### Data records for software interfaces
◇ ◇ ◇ ◇ ◇

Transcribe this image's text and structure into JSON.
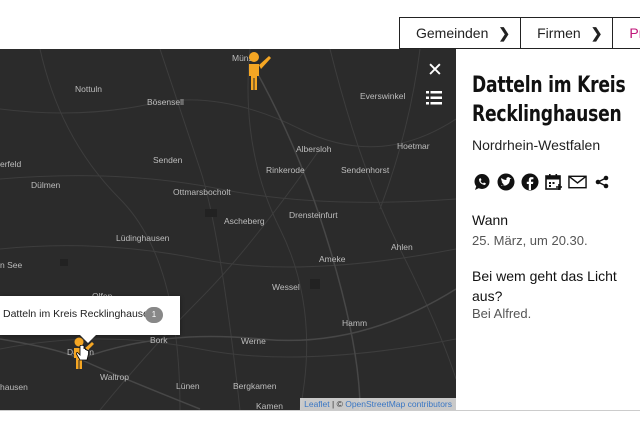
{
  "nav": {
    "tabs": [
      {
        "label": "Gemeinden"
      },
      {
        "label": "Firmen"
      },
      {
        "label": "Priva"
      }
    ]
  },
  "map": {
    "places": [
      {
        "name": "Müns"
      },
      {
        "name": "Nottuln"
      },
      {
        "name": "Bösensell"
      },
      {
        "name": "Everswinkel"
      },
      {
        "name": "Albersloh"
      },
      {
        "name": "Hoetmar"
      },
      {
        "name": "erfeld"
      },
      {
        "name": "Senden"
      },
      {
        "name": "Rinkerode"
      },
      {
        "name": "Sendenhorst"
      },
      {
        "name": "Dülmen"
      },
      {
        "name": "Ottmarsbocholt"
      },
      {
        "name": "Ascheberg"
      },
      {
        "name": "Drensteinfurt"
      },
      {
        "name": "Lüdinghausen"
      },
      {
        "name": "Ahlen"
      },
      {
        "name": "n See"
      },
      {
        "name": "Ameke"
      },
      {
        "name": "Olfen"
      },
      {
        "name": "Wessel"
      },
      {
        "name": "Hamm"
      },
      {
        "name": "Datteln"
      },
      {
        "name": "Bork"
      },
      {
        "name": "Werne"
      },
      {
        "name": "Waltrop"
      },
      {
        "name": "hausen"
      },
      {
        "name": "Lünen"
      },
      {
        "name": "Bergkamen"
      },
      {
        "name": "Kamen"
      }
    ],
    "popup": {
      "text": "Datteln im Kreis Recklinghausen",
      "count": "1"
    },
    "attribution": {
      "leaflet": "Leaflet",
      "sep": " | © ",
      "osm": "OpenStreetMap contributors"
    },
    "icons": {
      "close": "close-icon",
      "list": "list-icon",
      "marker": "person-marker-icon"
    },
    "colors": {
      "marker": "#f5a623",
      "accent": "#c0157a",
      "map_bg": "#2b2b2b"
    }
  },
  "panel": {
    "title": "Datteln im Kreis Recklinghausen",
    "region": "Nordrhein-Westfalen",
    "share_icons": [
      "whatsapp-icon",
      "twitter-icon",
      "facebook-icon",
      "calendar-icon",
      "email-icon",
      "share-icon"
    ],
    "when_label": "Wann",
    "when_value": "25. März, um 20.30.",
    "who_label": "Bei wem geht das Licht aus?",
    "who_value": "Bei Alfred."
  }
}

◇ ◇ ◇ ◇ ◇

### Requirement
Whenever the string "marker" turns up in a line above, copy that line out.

### Answer to this task
      "marker": "person-marker-icon"
      "marker": "#f5a623",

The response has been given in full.